=== Your instructions ===
Which lines of the data below hold "admin"? Copy each of them.

=== Data for analysis ===
[Start of Attachment]

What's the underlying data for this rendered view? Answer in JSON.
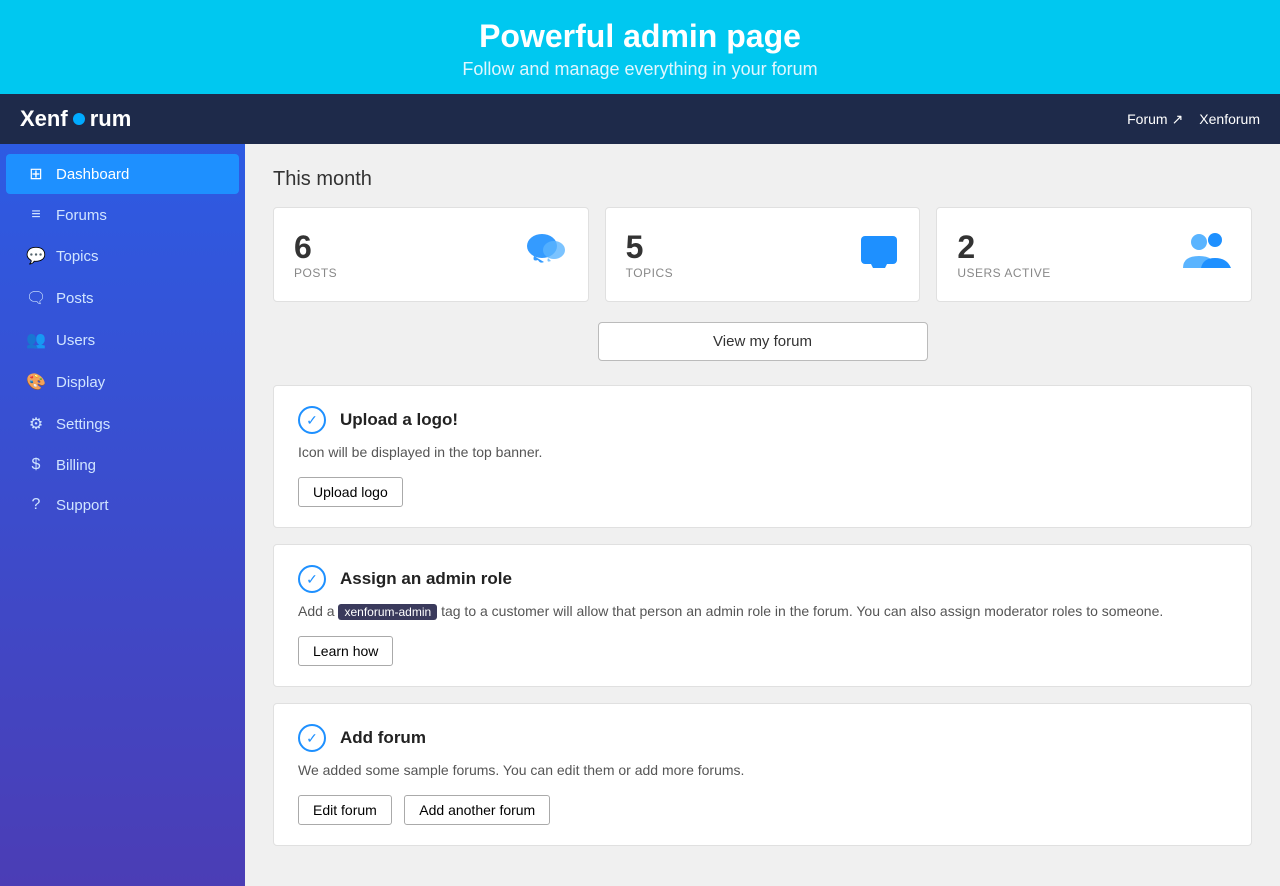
{
  "top_banner": {
    "title": "Powerful admin page",
    "subtitle": "Follow and manage everything in your forum"
  },
  "header": {
    "logo": "Xenforum",
    "forum_link": "Forum",
    "xenforum_label": "Xenforum",
    "external_icon": "↗"
  },
  "sidebar": {
    "items": [
      {
        "id": "dashboard",
        "label": "Dashboard",
        "icon": "⊞",
        "active": true
      },
      {
        "id": "forums",
        "label": "Forums",
        "icon": "☰"
      },
      {
        "id": "topics",
        "label": "Topics",
        "icon": "💬"
      },
      {
        "id": "posts",
        "label": "Posts",
        "icon": "🗨"
      },
      {
        "id": "users",
        "label": "Users",
        "icon": "👥"
      },
      {
        "id": "display",
        "label": "Display",
        "icon": "🎨"
      },
      {
        "id": "settings",
        "label": "Settings",
        "icon": "⚙"
      },
      {
        "id": "billing",
        "label": "Billing",
        "icon": "$"
      },
      {
        "id": "support",
        "label": "Support",
        "icon": "?"
      }
    ]
  },
  "main": {
    "section_title": "This month",
    "stats": [
      {
        "number": "6",
        "label": "POSTS",
        "icon": "💬"
      },
      {
        "number": "5",
        "label": "TOPICS",
        "icon": "🗨"
      },
      {
        "number": "2",
        "label": "USERS ACTIVE",
        "icon": "👥"
      }
    ],
    "view_forum_btn": "View my forum",
    "tasks": [
      {
        "id": "upload-logo",
        "title": "Upload a logo!",
        "desc": "Icon will be displayed in the top banner.",
        "btn_label": "Upload logo",
        "btn2_label": null,
        "tag": null
      },
      {
        "id": "assign-admin",
        "title": "Assign an admin role",
        "desc_before": "Add a ",
        "tag": "xenforum-admin",
        "desc_after": " tag to a customer will allow that person an admin role in the forum. You can also assign moderator roles to someone.",
        "btn_label": "Learn how",
        "btn2_label": null
      },
      {
        "id": "add-forum",
        "title": "Add forum",
        "desc": "We added some sample forums. You can edit them or add more forums.",
        "btn_label": "Edit forum",
        "btn2_label": "Add another forum",
        "tag": null
      }
    ]
  }
}
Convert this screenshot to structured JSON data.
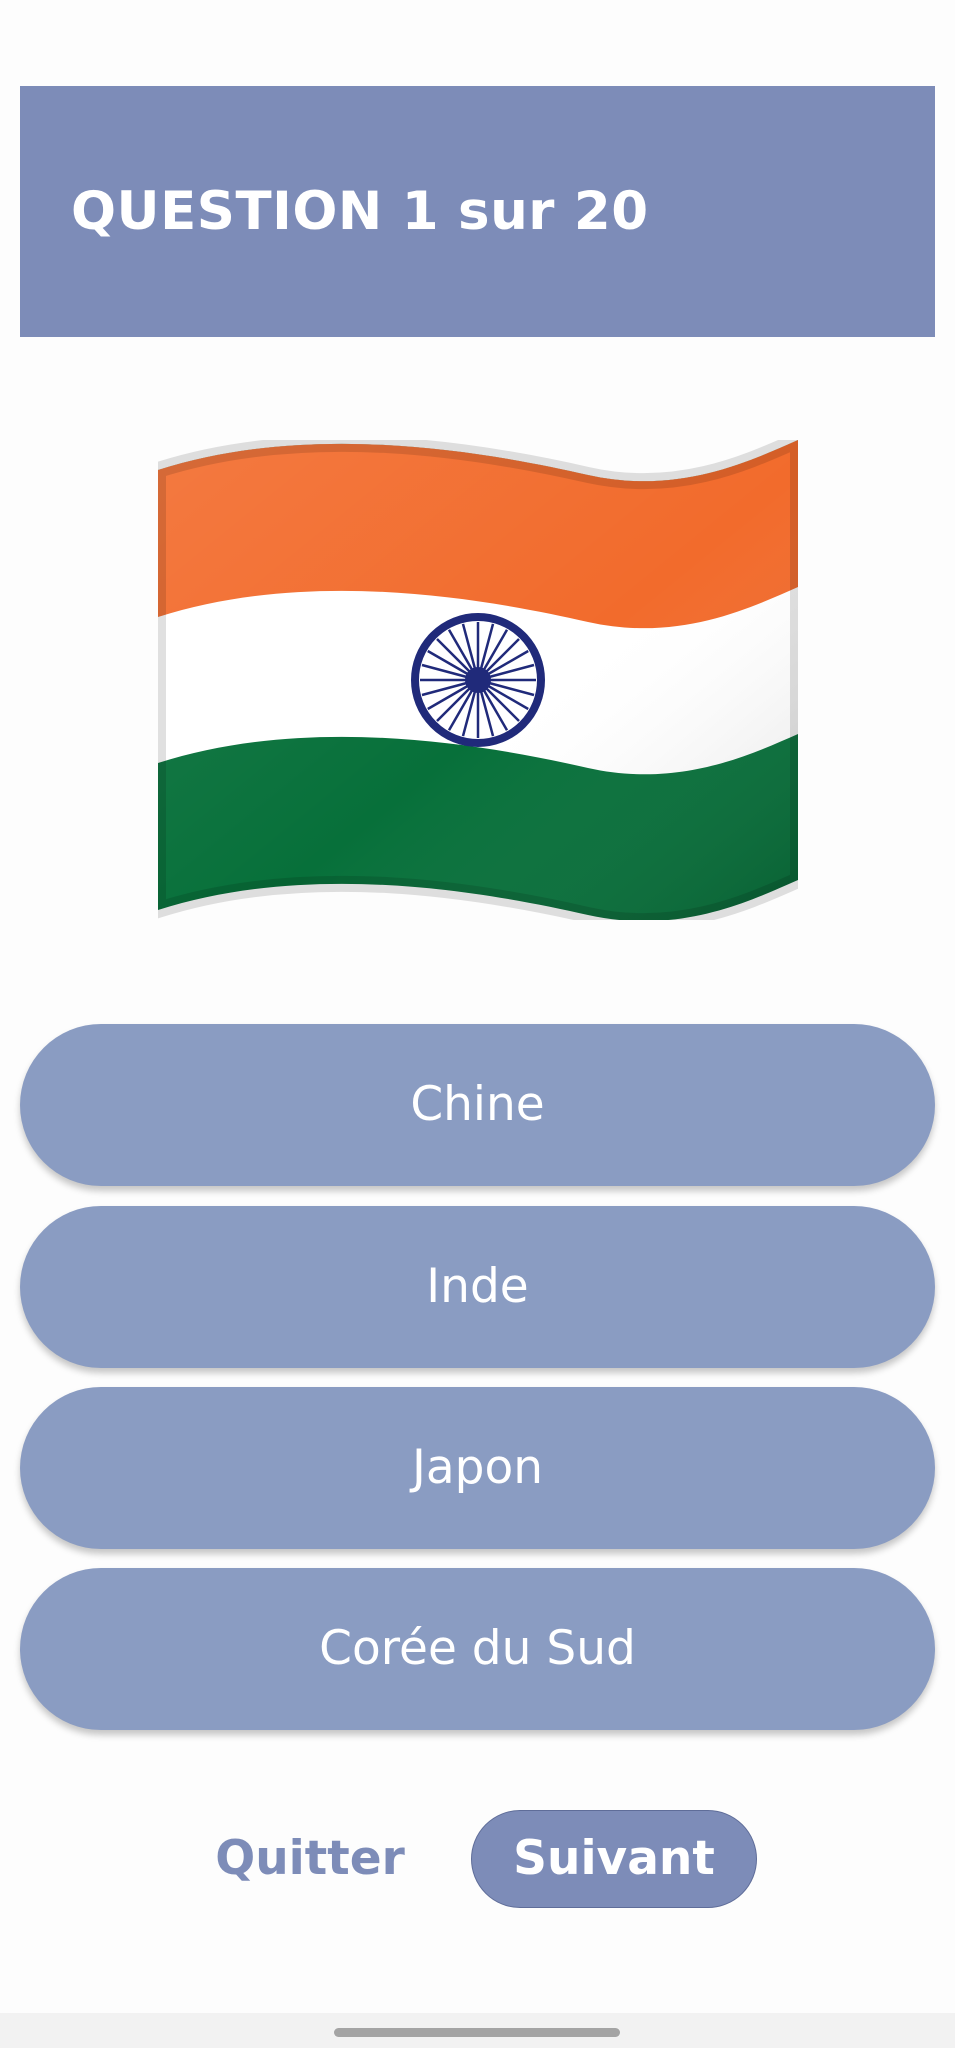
{
  "header": {
    "title": "QUESTION 1 sur 20"
  },
  "question": {
    "flag_icon": "india-flag-icon"
  },
  "answers": [
    {
      "label": "Chine"
    },
    {
      "label": "Inde"
    },
    {
      "label": "Japon"
    },
    {
      "label": "Corée du Sud"
    }
  ],
  "actions": {
    "quit_label": "Quitter",
    "next_label": "Suivant"
  },
  "colors": {
    "header_bg": "#7d8cb8",
    "answer_bg": "#8a9cc2",
    "accent": "#7d8cb8",
    "flag_saffron": "#f26b2c",
    "flag_white": "#ffffff",
    "flag_green": "#07703a",
    "flag_chakra": "#202a7a"
  }
}
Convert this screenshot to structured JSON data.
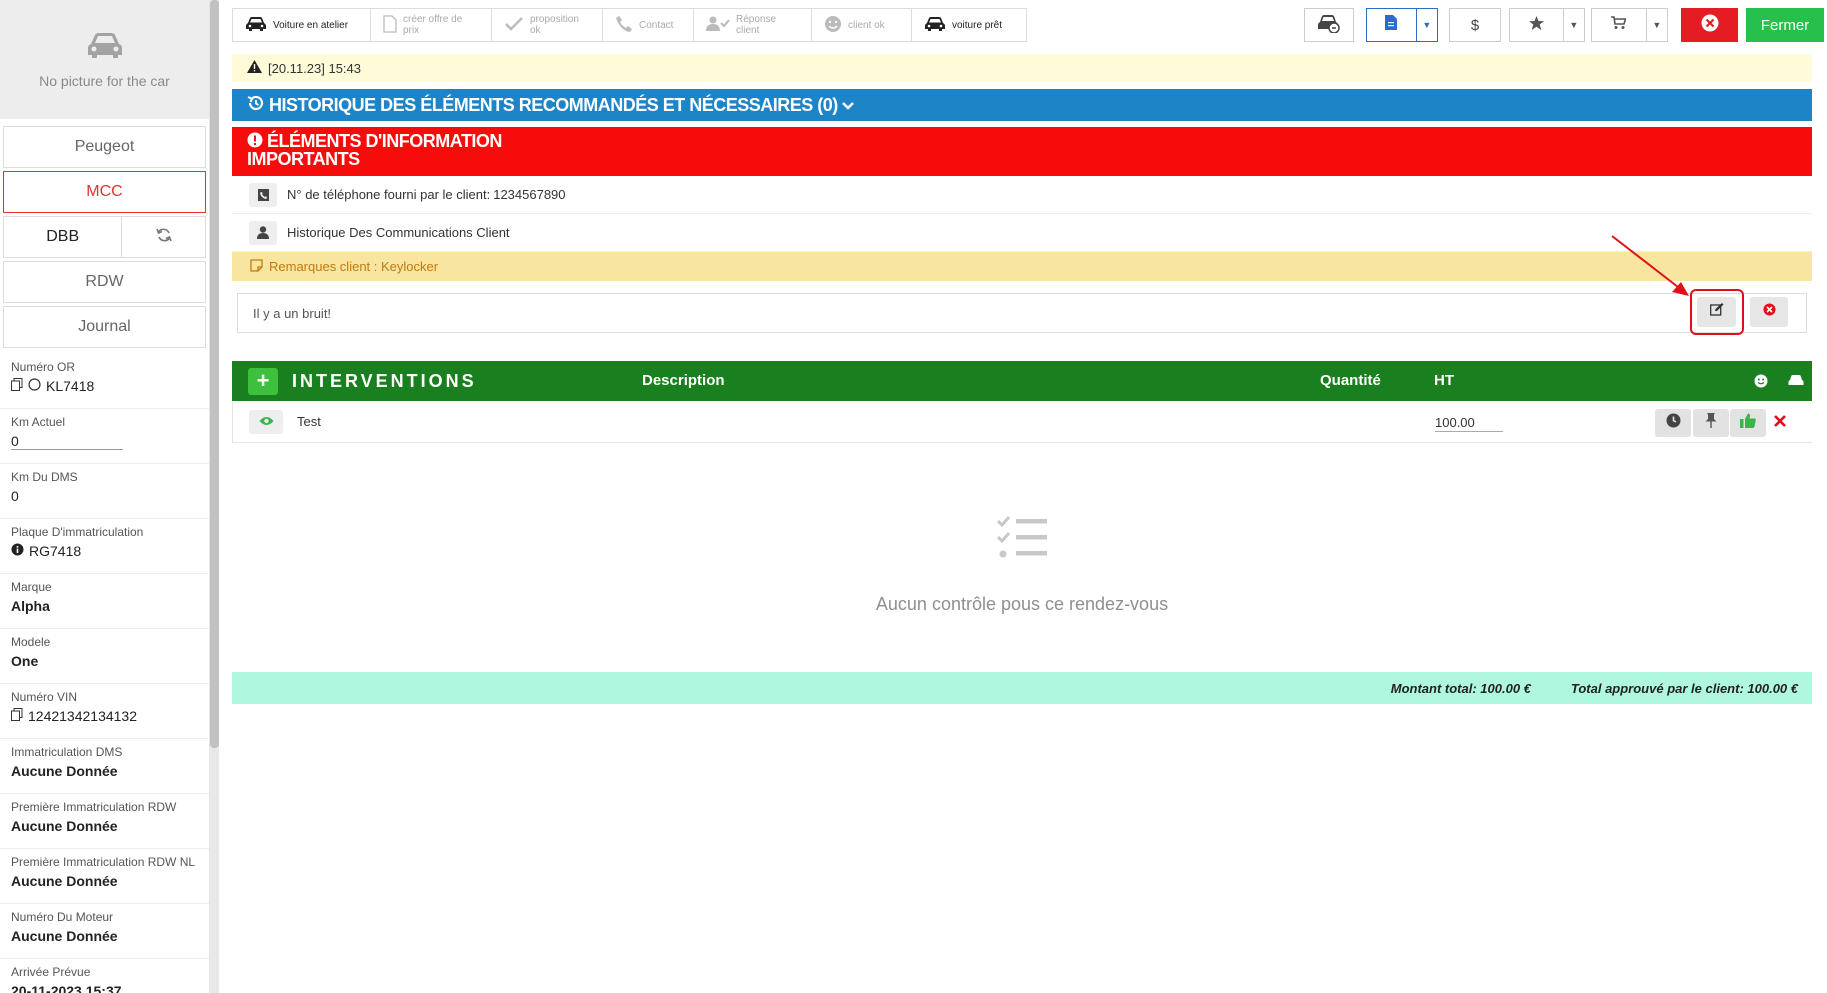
{
  "sidebar": {
    "no_picture": "No picture for the car",
    "buttons": {
      "peugeot": "Peugeot",
      "mcc": "MCC",
      "dbb": "DBB",
      "rdw": "RDW",
      "journal": "Journal"
    },
    "fields": [
      {
        "label": "Numéro OR",
        "value": "KL7418"
      },
      {
        "label": "Km Actuel",
        "value": "0"
      },
      {
        "label": "Km Du DMS",
        "value": "0"
      },
      {
        "label": "Plaque D'immatriculation",
        "value": "RG7418"
      },
      {
        "label": "Marque",
        "value": "Alpha"
      },
      {
        "label": "Modele",
        "value": "One"
      },
      {
        "label": "Numéro VIN",
        "value": "12421342134132"
      },
      {
        "label": "Immatriculation DMS",
        "value": "Aucune Donnée"
      },
      {
        "label": "Première Immatriculation RDW",
        "value": "Aucune Donnée"
      },
      {
        "label": "Première Immatriculation RDW NL",
        "value": "Aucune Donnée"
      },
      {
        "label": "Numéro Du Moteur",
        "value": "Aucune Donnée"
      },
      {
        "label": "Arrivée Prévue",
        "value": "20-11-2023 15:37"
      }
    ]
  },
  "steps": [
    {
      "label": "Voiture en atelier",
      "icon": "car-icon",
      "active": true
    },
    {
      "label": "créer offre de prix",
      "icon": "document-icon",
      "active": false
    },
    {
      "label": "proposition ok",
      "icon": "check-icon",
      "active": false
    },
    {
      "label": "Contact",
      "icon": "phone-icon",
      "active": false
    },
    {
      "label": "Réponse client",
      "icon": "user-check-icon",
      "active": false
    },
    {
      "label": "client ok",
      "icon": "smile-icon",
      "active": false
    },
    {
      "label": "voiture prêt",
      "icon": "car-icon",
      "active": true
    }
  ],
  "toolbar": {
    "dollar": "$",
    "close_label": "Fermer",
    "colors": {
      "close": "#e51c23",
      "fermer": "#27c04a",
      "doc_border": "#2b6cc4"
    }
  },
  "alert": {
    "text": "[20.11.23] 15:43"
  },
  "history": {
    "title": "HISTORIQUE DES ÉLÉMENTS RECOMMANDÉS ET NÉCESSAIRES (0)"
  },
  "important": {
    "title_line1": "ÉLÉMENTS D'INFORMATION",
    "title_line2": "IMPORTANTS"
  },
  "info": {
    "phone_label": "N° de téléphone fourni par le client:",
    "phone_value": "1234567890",
    "history_comm": "Historique Des Communications Client"
  },
  "remarks": {
    "label": "Remarques client : Keylocker",
    "text": "Il y a un bruit!"
  },
  "interventions": {
    "title": "INTERVENTIONS",
    "col_description": "Description",
    "col_quantity": "Quantité",
    "col_ht": "HT",
    "rows": [
      {
        "name": "Test",
        "ht": "100.00"
      }
    ]
  },
  "empty": {
    "text": "Aucun contrôle pous ce rendez-vous"
  },
  "totals": {
    "montant": "Montant total: 100.00 €",
    "approved": "Total approuvé par le client: 100.00 €"
  }
}
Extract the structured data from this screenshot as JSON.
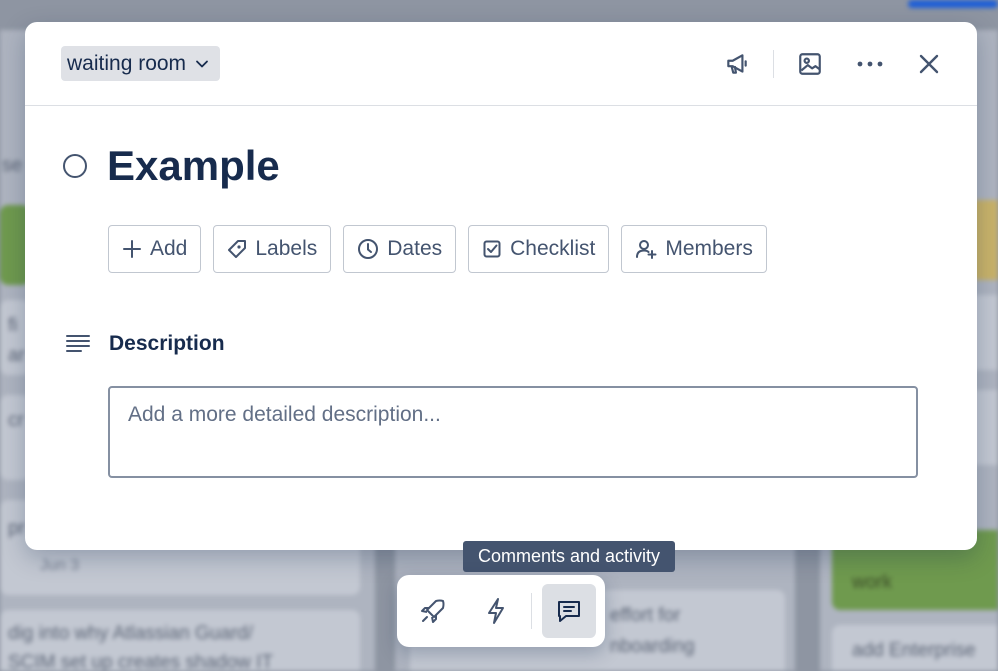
{
  "background": {
    "cards": [
      {
        "text": "se"
      },
      {
        "text": "fi"
      },
      {
        "text": "ar"
      },
      {
        "text": "cr"
      },
      {
        "text": "pr"
      },
      {
        "text": "Jun 3"
      },
      {
        "text": "dig into why Atlassian Guard/"
      },
      {
        "text": "SCIM set up creates shadow IT"
      },
      {
        "text": "effort for"
      },
      {
        "text": "nboarding"
      },
      {
        "text": "work"
      },
      {
        "text": "add Enterprise"
      }
    ]
  },
  "modal": {
    "list_selector": {
      "label": "waiting room",
      "icon": "chevron-down-icon"
    },
    "header_icons": [
      "megaphone-icon",
      "image-icon",
      "more-icon",
      "close-icon"
    ],
    "card_title": "Example",
    "actions": [
      {
        "label": "Add",
        "icon": "plus-icon"
      },
      {
        "label": "Labels",
        "icon": "tag-icon"
      },
      {
        "label": "Dates",
        "icon": "clock-icon"
      },
      {
        "label": "Checklist",
        "icon": "checklist-icon"
      },
      {
        "label": "Members",
        "icon": "add-member-icon"
      }
    ],
    "description": {
      "heading": "Description",
      "placeholder": "Add a more detailed description..."
    }
  },
  "tooltip": {
    "text": "Comments and activity"
  },
  "toolbar": {
    "buttons": [
      {
        "icon": "rocket-icon",
        "active": false
      },
      {
        "icon": "lightning-icon",
        "active": false
      },
      {
        "icon": "comment-icon",
        "active": true
      }
    ]
  },
  "colors": {
    "text_primary": "#172b4d",
    "text_secondary": "#44546f",
    "tooltip_bg": "#44546f",
    "active_button_bg": "#dcdfe4"
  }
}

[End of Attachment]

=== Response to the exercise ===
    "title": "Powerful admin page",
        "id": "assign-admin",
        "title": "Assign an admin role",
        "tag": "xenforum-admin",
        "desc_after": " tag to a customer will allow that person an admin role in the forum. You can also assign moderator roles to someone.",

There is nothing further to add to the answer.